- US crude stockpiles rose by 4.6 million barrels last week, the first gain since end-June.
- Equifax Inc. said its systems were struck by a cyberattack that may have affected about 143 million US customers of the credit reporting agency. Intruders accessed names, Social Security numbers, birth dates, addresses and driver’s license numbers, Equifax said in a statement. Credit card numbers for about 209,000 consumers were also accessed, the company said. Equifax shares dropped more than 8% in after-hours trading.
- Spot 1.3380
- USDSGD fell 0.6% to 1.3365 earlier today, amid a rapidly weakening US dollar.
- The key support level of 1.3350 may be tested soon, and a break below it could signal more downside for the currency pair. The next support comes in at 1.3150.
- Spot 0.8112
- AUDUSD soared 1.2% to 0.8116 earlier, establishing a fresh 27-month high. The 2015-high of 0.8164 looks to be tested soon.
- Spot 1.2072
- USDCAD extended its decline, falling 1.0% to 1.2065 earlier today. The currency pair has been pressured by a recent surprise 25bps rate hike by the Bank of Canada, as well as the continued depreciation of the US dollar.
- Having broken below the previous important 1.2400 handle, the currency pair looks set to test the next support of 1.1920 over the coming months.
- Spot 6.5356
- The PBOC strengthened its reference rate for the tenth consecutive day – its longest run since 2011, by 0.36% to 6.5032 per US dollar earlier today.
- USDCNH fell 0.7% to 6.4521, and is on the verge of testing a key support level, last reached in Mar. 2016.
- OCBC economist Tommy Xie said earlier this week the yuan may continue to be supported not only by a widening yield differential with the US but also by safe-haven inflows as China is the world’s second-largest net creditor.
- Spot 108.16
- USDJPY fell by as much as 0.8% to test the key 108 support earlier today, reinforced by falling US yields and a weakening US dollar.
- A break below the 108 support could lead to a rapid fall back to the 105 handle.
- To the upside, the 1-month resistance level around 111 is likely to cap future gains, but on a longer term basis, 115 represents a more significant level.
- Spot 1.3134

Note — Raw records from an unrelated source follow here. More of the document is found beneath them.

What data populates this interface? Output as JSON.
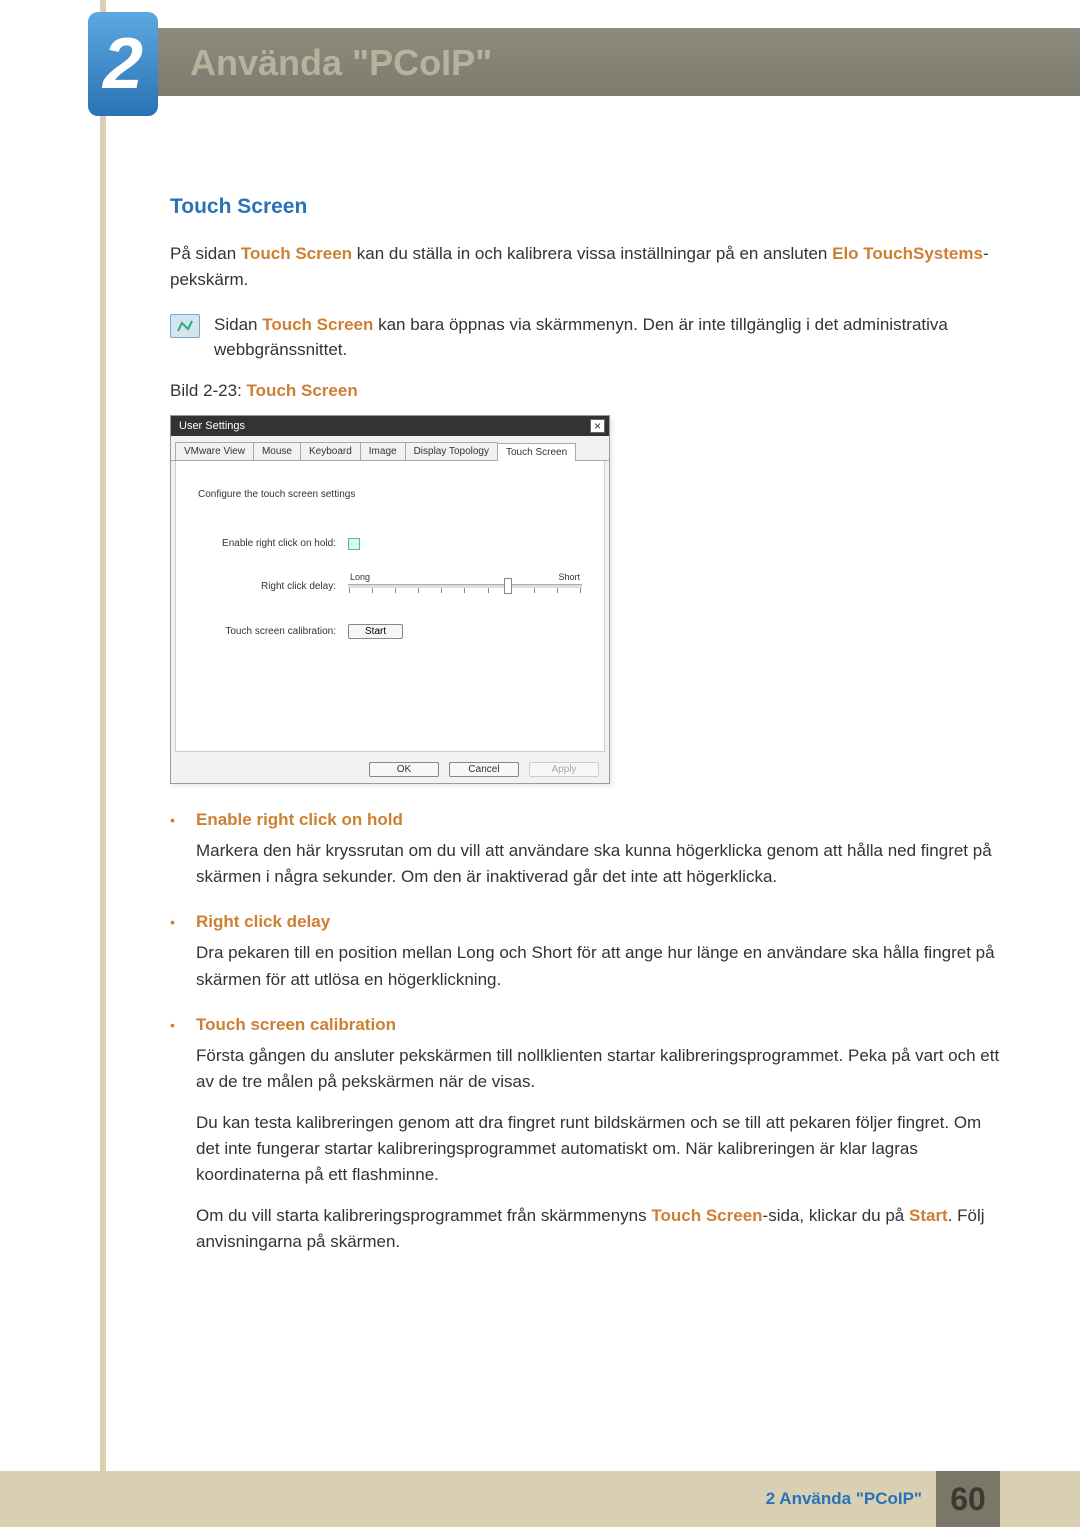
{
  "chapter": {
    "number": "2",
    "title": "Använda \"PCoIP\""
  },
  "section": {
    "heading": "Touch Screen"
  },
  "intro": {
    "p1_pre": "På sidan ",
    "p1_kw1": "Touch Screen",
    "p1_mid": " kan du ställa in och kalibrera vissa inställningar på en ansluten ",
    "p1_kw2": "Elo TouchSystems",
    "p1_post": "-pekskärm."
  },
  "note": {
    "t_pre": "Sidan ",
    "t_kw": "Touch Screen",
    "t_post": " kan bara öppnas via skärmmenyn. Den är inte tillgänglig i det administrativa webbgränssnittet."
  },
  "figure": {
    "label": "Bild 2-23: ",
    "name": "Touch Screen"
  },
  "dialog": {
    "title": "User Settings",
    "tabs": [
      "VMware View",
      "Mouse",
      "Keyboard",
      "Image",
      "Display Topology",
      "Touch Screen"
    ],
    "active_tab": 5,
    "instruction": "Configure the touch screen settings",
    "label_enable": "Enable right click on hold:",
    "label_delay": "Right click delay:",
    "slider_long": "Long",
    "slider_short": "Short",
    "label_calib": "Touch screen calibration:",
    "start_btn": "Start",
    "ok": "OK",
    "cancel": "Cancel",
    "apply": "Apply"
  },
  "bullets": {
    "b1": {
      "title": "Enable right click on hold",
      "body": "Markera den här kryssrutan om du vill att användare ska kunna högerklicka genom att hålla ned fingret på skärmen i några sekunder. Om den är inaktiverad går det inte att högerklicka."
    },
    "b2": {
      "title": "Right click delay",
      "body": "Dra pekaren till en position mellan Long och Short för att ange hur länge en användare ska hålla fingret på skärmen för att utlösa en högerklickning."
    },
    "b3": {
      "title": "Touch screen calibration",
      "p1": "Första gången du ansluter pekskärmen till nollklienten startar kalibreringsprogrammet. Peka på vart och ett av de tre målen på pekskärmen när de visas.",
      "p2": "Du kan testa kalibreringen genom att dra fingret runt bildskärmen och se till att pekaren följer fingret. Om det inte fungerar startar kalibreringsprogrammet automatiskt om. När kalibreringen är klar lagras koordinaterna på ett flashminne.",
      "p3_pre": "Om du vill starta kalibreringsprogrammet från skärmmenyns ",
      "p3_kw1": "Touch Screen",
      "p3_mid": "-sida, klickar du på ",
      "p3_kw2": "Start",
      "p3_post": ". Följ anvisningarna på skärmen."
    }
  },
  "footer": {
    "text": "2 Använda \"PCoIP\"",
    "page": "60"
  }
}
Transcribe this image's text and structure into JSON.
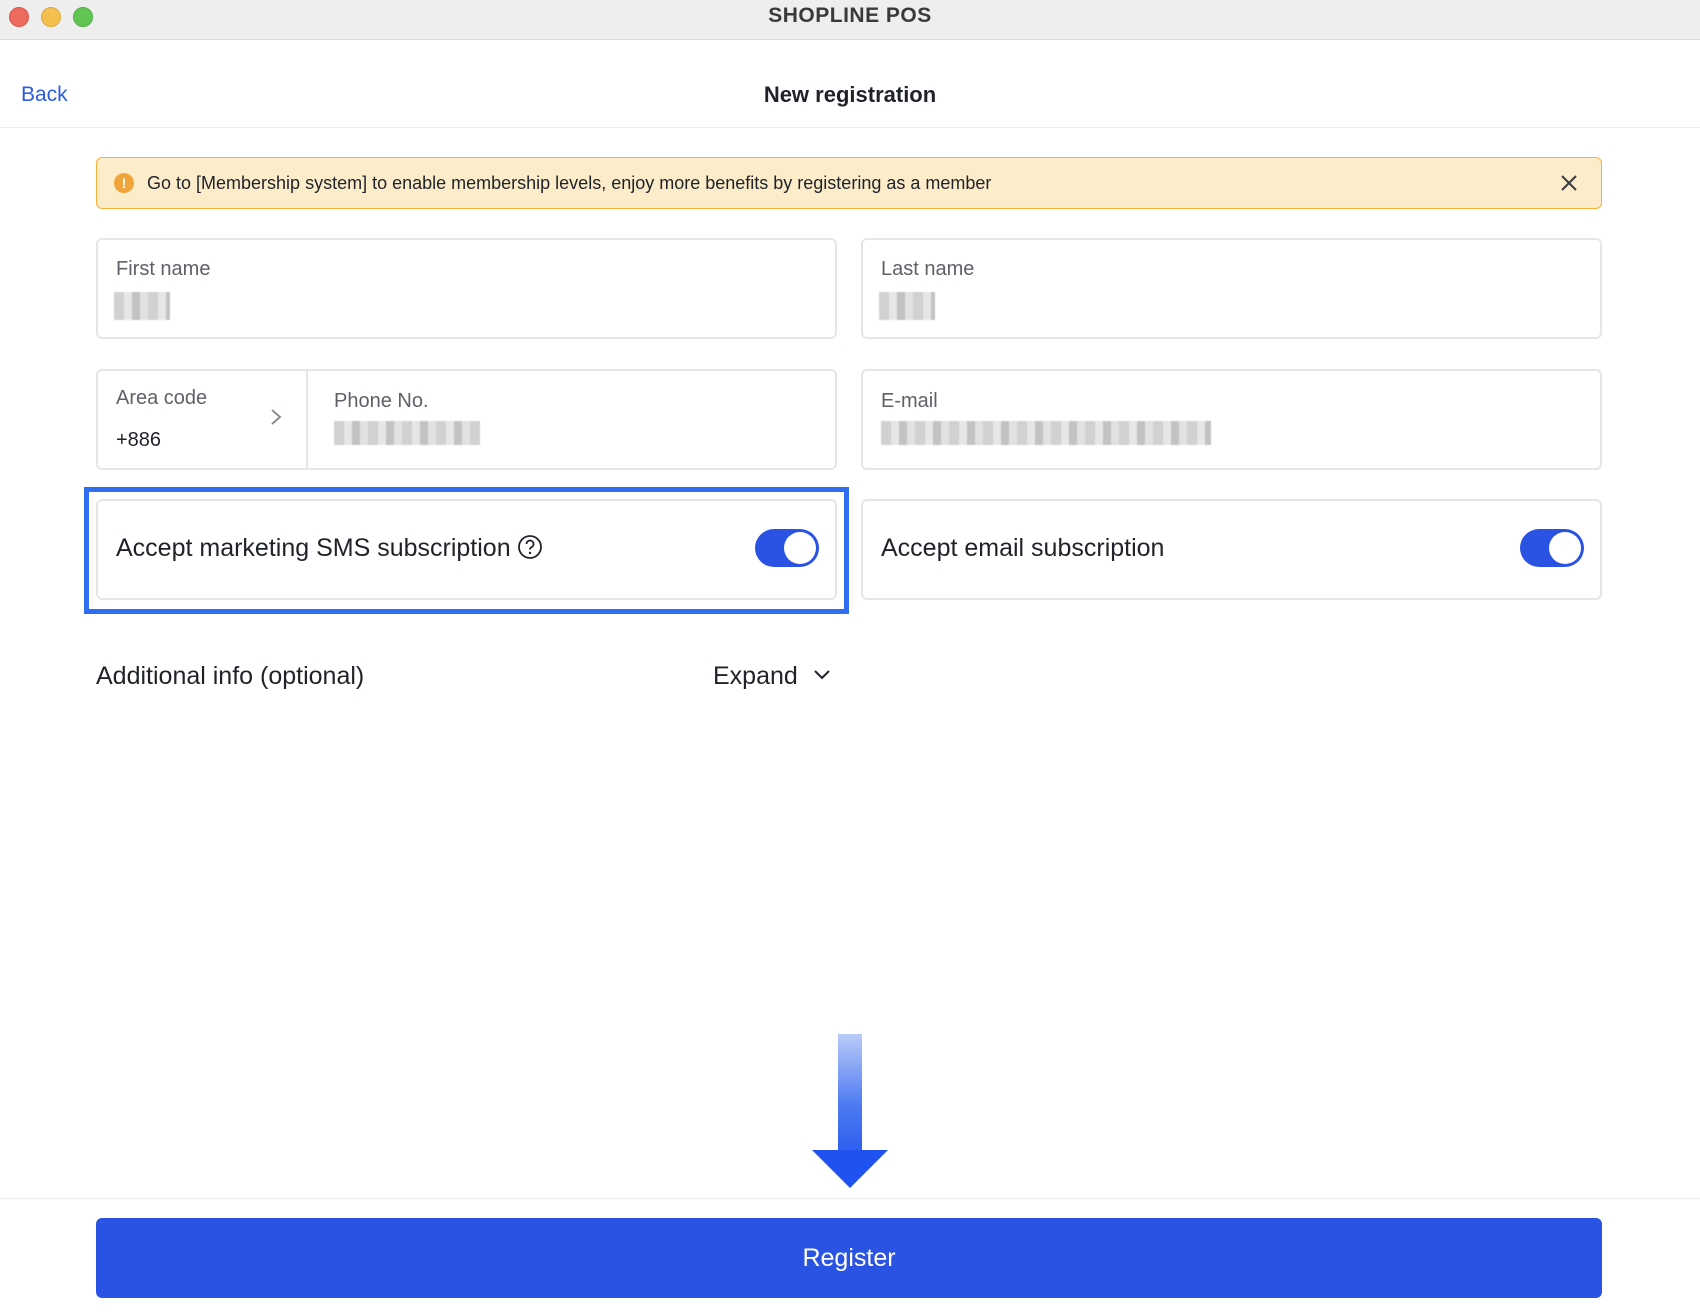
{
  "window": {
    "title": "SHOPLINE POS",
    "traffic_lights": [
      "close",
      "minimize",
      "zoom"
    ]
  },
  "header": {
    "back_label": "Back",
    "page_title": "New registration"
  },
  "banner": {
    "message": "Go to [Membership system] to enable membership levels, enjoy more benefits by registering as a member",
    "icon": "warning-icon",
    "close_icon": "close-icon",
    "background": "#fcecc9",
    "border": "#f6b040"
  },
  "form": {
    "first_name": {
      "label": "First name",
      "value_redacted": true
    },
    "last_name": {
      "label": "Last name",
      "value_redacted": true
    },
    "area_code": {
      "label": "Area code",
      "value": "+886"
    },
    "phone": {
      "label": "Phone No.",
      "value_redacted": true
    },
    "email": {
      "label": "E-mail",
      "value_redacted": true
    },
    "sms_subscription": {
      "label": "Accept marketing SMS subscription",
      "enabled": true,
      "help_icon": "question-circle-icon"
    },
    "email_subscription": {
      "label": "Accept email subscription",
      "enabled": true
    }
  },
  "additional_info": {
    "label": "Additional info (optional)",
    "expand_label": "Expand"
  },
  "footer": {
    "register_label": "Register"
  },
  "colors": {
    "accent": "#2a53e4",
    "link": "#2d5be3",
    "highlight": "#2f6ef0"
  }
}
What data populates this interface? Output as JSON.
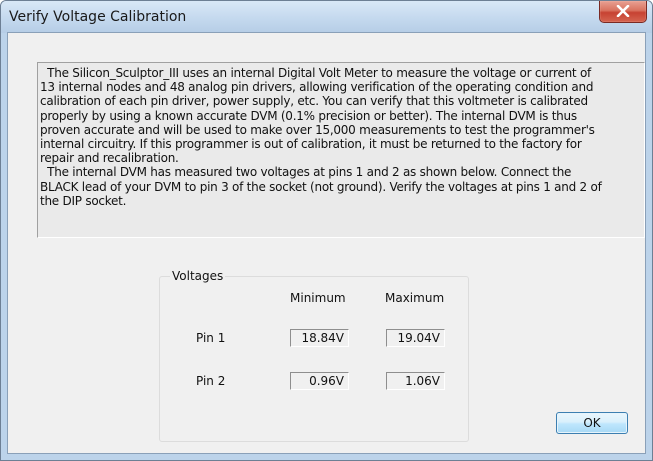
{
  "window": {
    "title": "Verify Voltage Calibration",
    "close_icon": "close-icon"
  },
  "description": "  The Silicon_Sculptor_III uses an internal Digital Volt Meter to measure the voltage or current of\n13 internal nodes and 48 analog pin drivers, allowing verification of the operating condition and\ncalibration of each pin driver, power supply, etc. You can verify that this voltmeter is calibrated\nproperly by using a known accurate DVM (0.1% precision or better). The internal DVM is thus\nproven accurate and will be used to make over 15,000 measurements to test the programmer's\ninternal circuitry. If this programmer is out of calibration, it must be returned to the factory for\nrepair and recalibration.\n  The internal DVM has measured two voltages at pins 1 and 2 as shown below. Connect the\nBLACK lead of your DVM to pin 3 of the socket (not ground). Verify the voltages at pins 1 and 2 of\nthe DIP socket.",
  "voltages": {
    "group_label": "Voltages",
    "min_header": "Minimum",
    "max_header": "Maximum",
    "rows": [
      {
        "label": "Pin 1",
        "min": "18.84V",
        "max": "19.04V"
      },
      {
        "label": "Pin 2",
        "min": "0.96V",
        "max": "1.06V"
      }
    ]
  },
  "buttons": {
    "ok_label": "OK"
  }
}
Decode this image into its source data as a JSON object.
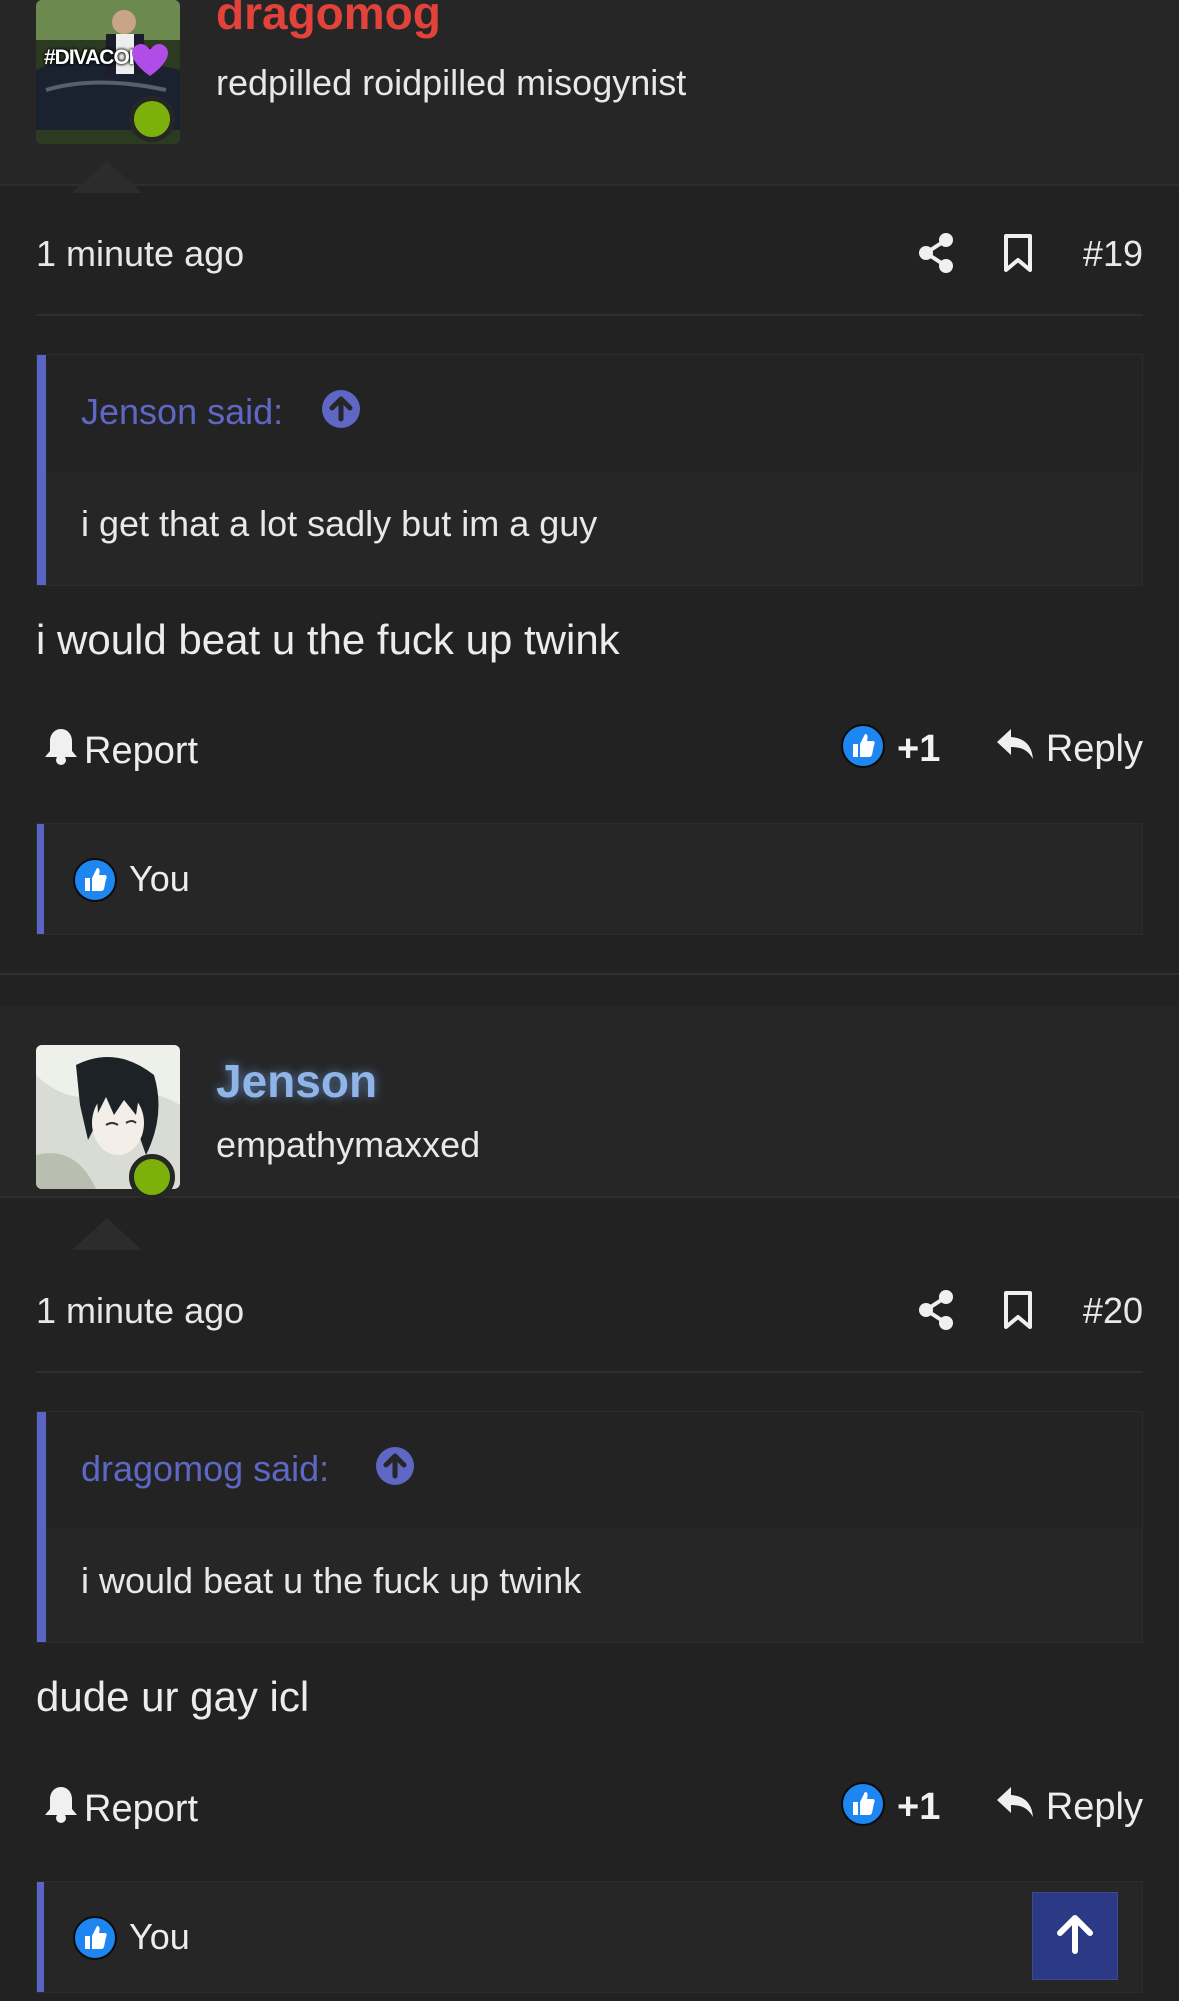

- GBPUSD is on course for a fourth consecutive gain, after the pair advanced 0.4% to 1.3139 this morning, backed by a narrowing US-UK 10yr yield differential.
- Immediate resistance should come in at 1.3267, last reached in early August.